ISO Products Perspective
Robert Olausen and Kevin Donohue

Even now, newer computer-related exposures are looming. For example, losses arising through the use of crypto-currency... may become the new exposures that will continue to challenge the industry to develop appropriate coverage solutions.


Keeping pace with technology and the courts

Thriving businesses embrace technology and all the potential it offers. Few businesses survive today without e-mail or social media. While the challenge for businesses is to keep pace with technology, the challenge for the insurance industry is to provide appropriate solutions to address computer crime loss exposures.

Commercial and government crime policies are designed to protect businesses and governmental entities against a variety of crime-related perils including employee theft, forgery, burglary, robbery, and computer fraud.
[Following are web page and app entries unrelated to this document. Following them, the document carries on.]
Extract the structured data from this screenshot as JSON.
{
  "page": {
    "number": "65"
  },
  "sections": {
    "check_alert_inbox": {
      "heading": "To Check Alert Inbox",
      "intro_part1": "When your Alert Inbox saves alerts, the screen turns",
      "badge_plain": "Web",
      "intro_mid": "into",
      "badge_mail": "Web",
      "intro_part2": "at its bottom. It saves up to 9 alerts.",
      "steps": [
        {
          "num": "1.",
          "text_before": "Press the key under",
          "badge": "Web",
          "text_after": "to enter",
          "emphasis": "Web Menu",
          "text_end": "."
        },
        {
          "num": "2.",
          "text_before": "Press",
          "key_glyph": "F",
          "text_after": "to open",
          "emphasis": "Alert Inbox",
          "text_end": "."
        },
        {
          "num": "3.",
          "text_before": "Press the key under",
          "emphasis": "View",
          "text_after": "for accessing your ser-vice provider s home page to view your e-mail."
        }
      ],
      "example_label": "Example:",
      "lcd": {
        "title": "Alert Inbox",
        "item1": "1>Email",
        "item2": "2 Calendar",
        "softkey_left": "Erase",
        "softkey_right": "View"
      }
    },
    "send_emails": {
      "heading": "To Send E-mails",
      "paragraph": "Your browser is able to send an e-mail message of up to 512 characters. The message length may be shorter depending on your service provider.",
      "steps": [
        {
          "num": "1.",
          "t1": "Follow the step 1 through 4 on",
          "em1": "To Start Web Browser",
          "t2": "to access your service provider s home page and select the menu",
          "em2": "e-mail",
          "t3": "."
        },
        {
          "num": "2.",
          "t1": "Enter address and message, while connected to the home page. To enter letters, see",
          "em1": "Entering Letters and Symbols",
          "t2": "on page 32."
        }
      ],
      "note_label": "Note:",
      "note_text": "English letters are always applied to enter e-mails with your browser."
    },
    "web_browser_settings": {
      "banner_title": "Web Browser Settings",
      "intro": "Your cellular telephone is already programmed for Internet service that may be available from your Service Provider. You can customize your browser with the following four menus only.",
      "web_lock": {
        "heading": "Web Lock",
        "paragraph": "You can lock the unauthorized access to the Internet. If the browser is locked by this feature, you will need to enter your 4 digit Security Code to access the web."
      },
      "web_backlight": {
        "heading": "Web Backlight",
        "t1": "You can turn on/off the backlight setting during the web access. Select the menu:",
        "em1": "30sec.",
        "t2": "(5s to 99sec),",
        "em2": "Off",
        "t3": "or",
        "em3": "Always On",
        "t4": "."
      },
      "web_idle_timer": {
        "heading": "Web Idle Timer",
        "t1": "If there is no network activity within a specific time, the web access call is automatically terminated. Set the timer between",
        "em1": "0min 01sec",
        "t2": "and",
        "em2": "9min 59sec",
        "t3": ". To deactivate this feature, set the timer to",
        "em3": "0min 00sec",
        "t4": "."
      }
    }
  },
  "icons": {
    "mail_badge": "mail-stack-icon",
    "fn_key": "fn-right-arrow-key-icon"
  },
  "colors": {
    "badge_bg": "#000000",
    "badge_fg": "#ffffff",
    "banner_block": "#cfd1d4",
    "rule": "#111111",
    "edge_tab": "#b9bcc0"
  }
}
In particular, the computer fraud coverage insures against loss of property resulting from a hacker intrusion into a computer system. These types of attacks and fraudulent schemes perpetrated with the use of computers are clearly on the increase.

As the modes of the attacks change, courts are weighing in with varying interpretations of the computer fraud coverage found in commercial and government crime policies. Among them are Brightpoint, Inc. v. Zurich Am. Ins., Co.,2006 WL 69337 (U.S.D.C. Ind. 2006); Owens, Schine & Nicola, P. C. v. Travelers Cas. And Sur. Co.,2010 WL 4226958 (Sup. Ct. Conn. 2010); and Retail Ventures, Inc. v. Nat’l Union Fire Ins. Co., 691 F.3d 821 (6th Cir. 2012).

In the Brightpoint case, the U.S. District Court for the Southern District of Indiana ruled in favor of the defendant, Zurich American Insurance. Brightpoint had been ordering pre-paid phone cards from a distributor for dealers who had previously presented Brightpoint with faxed purchase orders, along with faxed guarantees and post-dated checks, and then delivered the cards upon receipt of the originals. Brightpoint suffered a loss after surrendering phone cards valued at approximately $1.5 million to an impostor posing as a dealer who paid Brightpoint with a fraudulent check. The insurer prevailed by successfully arguing that the initial fax received by Brightpoint did not directly trigger the loss to Brightpoint, holding that the direct trigger was the fraudulent check handed to a Brightpoint employee, which was not a covered cause of loss under the policy’s Computer Fraud Insuring Agreement.

In Owens, Schine the court held that the law firm was entitled to coverage when fraudulent e-mails it received prompting its actions were determined to be the proximate cause of loss. The insured law firm agreed to collect a debt in response to an e-mail it received from a foreign entity. Owens received a check from the purported debtor in the amount of $198,610 and deposited it into its trust account. The next day the law firm wired the money to the purported client and suffered a loss when its bank advised the firm that the debtor’s check had not cleared. The insurer denied the claim on the grounds that the fraudulent e-mails received by Owens from the purported client were not the direct cause of loss. The Connecticut Superior Court disagreed and held that the e-mails did directly cause the loss and that there was coverage under the computer fraud coverage of the law firm’s commercial crime policy.

Finally, in Retail Ventures, the court held that expenses such as the cost of providing information to consumers, media, and government investigators incurred by Retail Ventures’ Designer Shoe Warehouse subsidiary (popularly known as “DSW Shoes”) as a result of a data breach were covered Under its commercial crime policy. The court upheld the district court’s conclusions; among the reasons was that the customer information stolen from DSW Shoes was not proprietary or confidential information as those terms were used within the policy’s Confidential Information exclusion.

ISO introduced updates to its commercial and government crime policies to address these and other court decisions— and to modernize the computer fraud coverage—by:

• Covering loss resulting directly from fraudulent entry or fraudulent change of electronic data or computer programs within the insured’s computer system, which also includes mobile devices. However, incidental use of the computer to perpetrate fraudulent schemes, as occurred in the Brightpoint and Owens, Schine cases, is not intended to fall within the scope of this coverage.

• Introducing a data security breach exclusion in response to the Retail Ventures case. Coverage for data security breaches is more appropriately provided through specifically designed cyber-liability policies, such as the ISO E-Commerce program.

ISO also introduced a data security breach exclusion to its Financial Institution Crime policies in response to the Retail Ventures decision.

The ink has yet to dry on the new policy language—and even now, newer computer-related exposures are looming. For example, losses arising through the use of cryptocurrency (the most commonly known is Bitcoins), an intangible and virtually unregulated currency, may become the new exposures that will continue to challenge the industry to develop appropriate coverage solutions. ISO monitors such emerging issues and will seek to keep its insurance programs responsive and cutting-edge.

The authors

Robert Olausen is manager and Kevin Donohue is insurance lines consultant, Specialty Commercial Lines at ISO, a member of Verisk Insurance Solutions Group at Verisk Analytics (Nasdaq:VRSK).